So far he appears to be doing only one of those.
Wall Street traders, who were already enjoying solid economic growth, licked their chops over Trump’s promises to spend heavily to rebuild bridges and highways and to lower corporate taxes. Markets soared as investors welcomed the new administration’s business-friendly focus.
But the getting things done part hasn’t turned out well so far. New spending on infrastructure has yet to begin as the bill required to fund the investment hasn’t even been introduced. And the push to cut corporate taxes is also just getting started, having been delayed by the failed effort to scuttle Obamacare and general political chaos as Trump lurches from Twitter fight to Twitter fight. (Some of the bluster, such as threats to ditch the North American Free Trade Agreement, has morphed into relatively straight forward negotiating positions.)
Through it all, the stock market has rallied. The Dow Jones Industrial set an all-time peak of 22,179.11 this month and closed Monday up 0.13 percent at 21,703.75. And the consumer’s held up pretty well, too, although they’re spending more on food and travel and other experiences than apparel retailers would prefer.
Bruce Rockowitz, chief executive officer of Global Brands Group, said in June: “It’s actually quite a strong market. It’s just a question of where you are in the U.S. The only wild card, and everyone has the same issue — or if you’re a Trump supporter, it’s not an issue — but most people are nervous about the things that Trump may or may not do.
“The one thing we can see is a lot of the things that we felt were risks to the business that President Trump actually talked about before the election, don’t seem like they’re either imminent or will happen,” he said.

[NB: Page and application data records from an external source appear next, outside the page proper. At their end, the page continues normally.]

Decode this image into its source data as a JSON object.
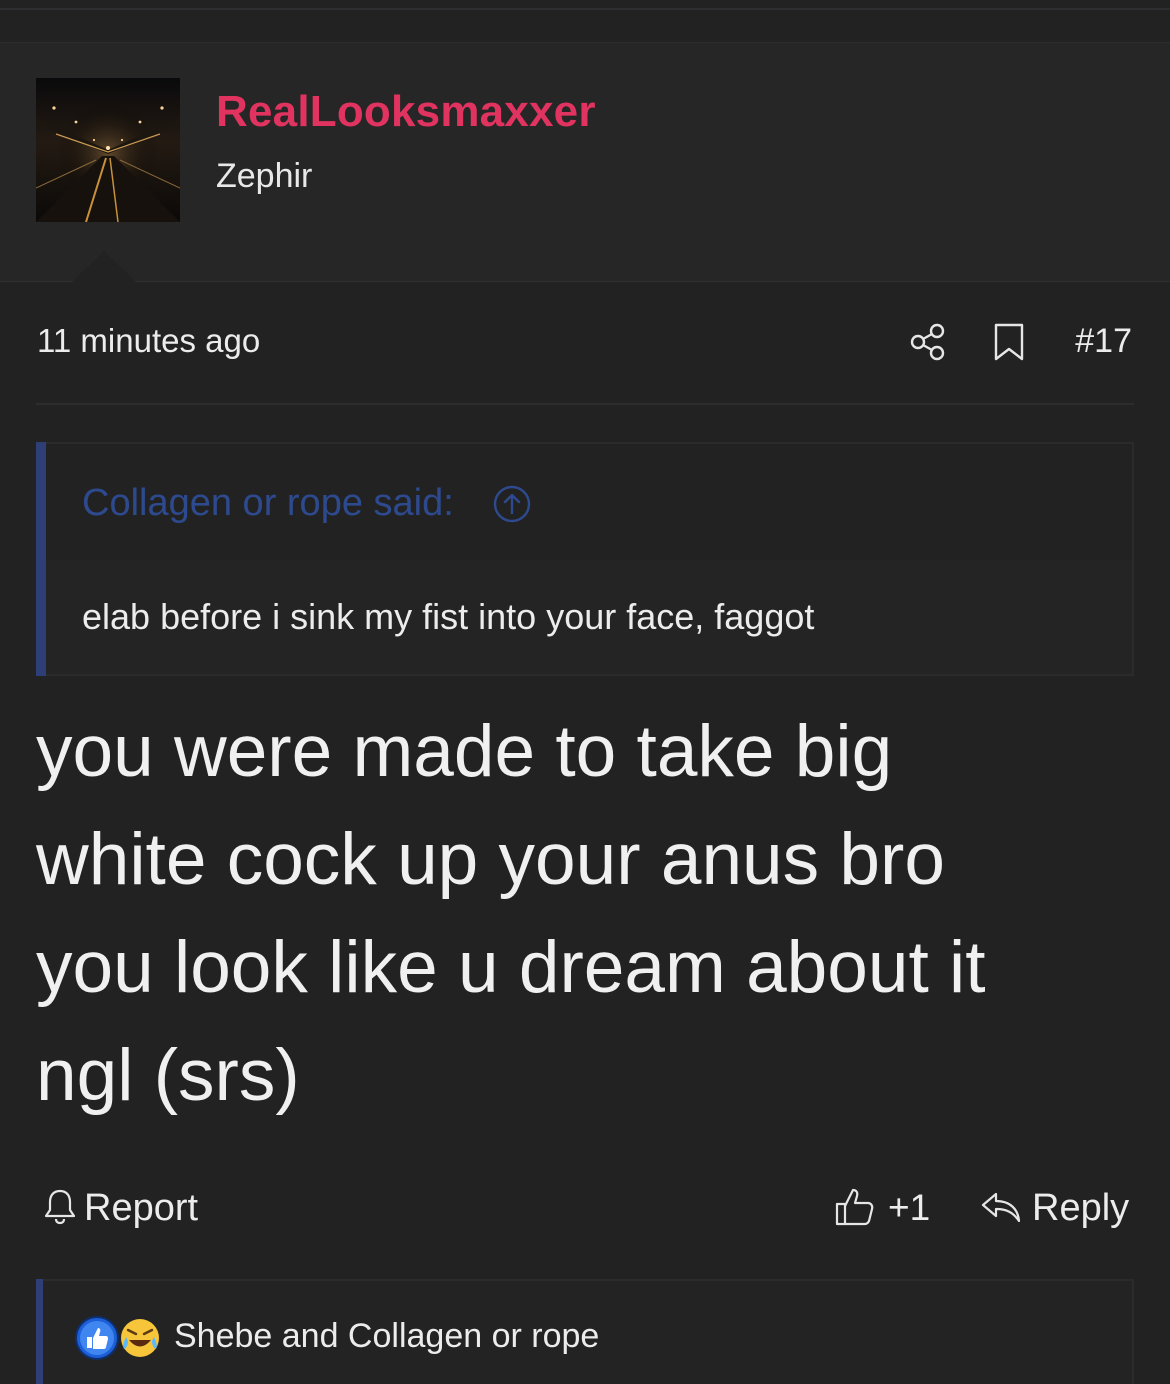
{
  "user": {
    "name": "RealLooksmaxxer",
    "title": "Zephir",
    "name_color": "#e0335f"
  },
  "post": {
    "time": "11 minutes ago",
    "number": "#17",
    "body_lines": [
      "you were made to take big",
      "white cock up your anus bro",
      "you look like u dream about it",
      "ngl (srs)"
    ]
  },
  "quote": {
    "author_label": "Collagen or rope said:",
    "text": "elab before i sink my fist into your face, faggot",
    "accent_color": "#2e3f77"
  },
  "actions": {
    "report_label": "Report",
    "like_count": "+1",
    "reply_label": "Reply"
  },
  "reactions": {
    "summary": "Shebe and Collagen or rope",
    "icons": [
      "like-reaction-icon",
      "laugh-cry-reaction-icon"
    ]
  },
  "icons": {
    "share": "share-icon",
    "bookmark": "bookmark-icon",
    "quote_jump": "arrow-up-circle-icon",
    "report": "bell-icon",
    "like": "thumbs-up-icon",
    "reply": "reply-arrow-icon"
  },
  "colors": {
    "background": "#222223",
    "text": "#ececec",
    "quote_link": "#2e4a8e"
  }
}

Setting aside the general law of fiscal gravity stating markets cannot go up forever and will at some point correct, the economic picture is relatively bright and growing brighter.
Economist Chris Christopher, executive director of IHS Markit, said “consumers came out swinging in July after taking a breather in May and June.”
“We expect consumer spending to be the primary driving force of GDP growth in the back half of 2017, supported by rising employment, real disposable incomes and household wealth,” Christopher said. “Income tax cuts in 2018 will likely fuel an acceleration in spending growth and a hike in the personal saving rate.”
Perhaps the biggest threat on the horizon comes from Wall Street, which might prove to be on something of a sugar high and ready for a crash that could also hurt spending.
Frank Badillo, director of research at MacroSavvy, said it’s the Baby Boomer generation that has logged the biggest gains in spending confidence during Trump’s tenure and will likely take their lead from the stock market.
“The general public is not following what’s going on [in Washington] closely and are listening more to the rhetoric of things getting done and aren’t paying as close attention to the fact that things aren’t actually getting done,” Badillo said. “It’s the market that will have that kind of impact and correct and consumers will follow. It’s not going to be a consumer-led fall out. It will have to be market led and that is the big risk to the retail economy in the short run.”
Fashion retailers could be somewhat insulated from such a crash, but not for the best of reasons — they’ve had a horrible year already anyway and don’t have so far to fall.
Already thousands of stores have been tagged for closure and some chains have gone bankrupt, including BCBG, The Wet Seal Inc. and The Limited.
Richard Hayne, ceo of Urban Outfitters Inc., noted: “Our industry, not unlike the housing industry, saw too much square footage capacity added in the Nineties and early Aughts. Thousands of doors opened…and created a bubble and like housing, that bubble has now burst. We are seeing the results, doors shuttering and rents retreating. This trend will continue for the foreseeable future and may even accelerate.”
Hayne noted that America has six times the retail space per capita as either Europe or Japan. “The U.S. market is oversaturated with retail space and far too much of that space is occupied by stores selling apparel.”
That overcrowding of stores and its unwinding might just be the biggest trend to watch in retail, the rest of this year and beyond.
More from WWD: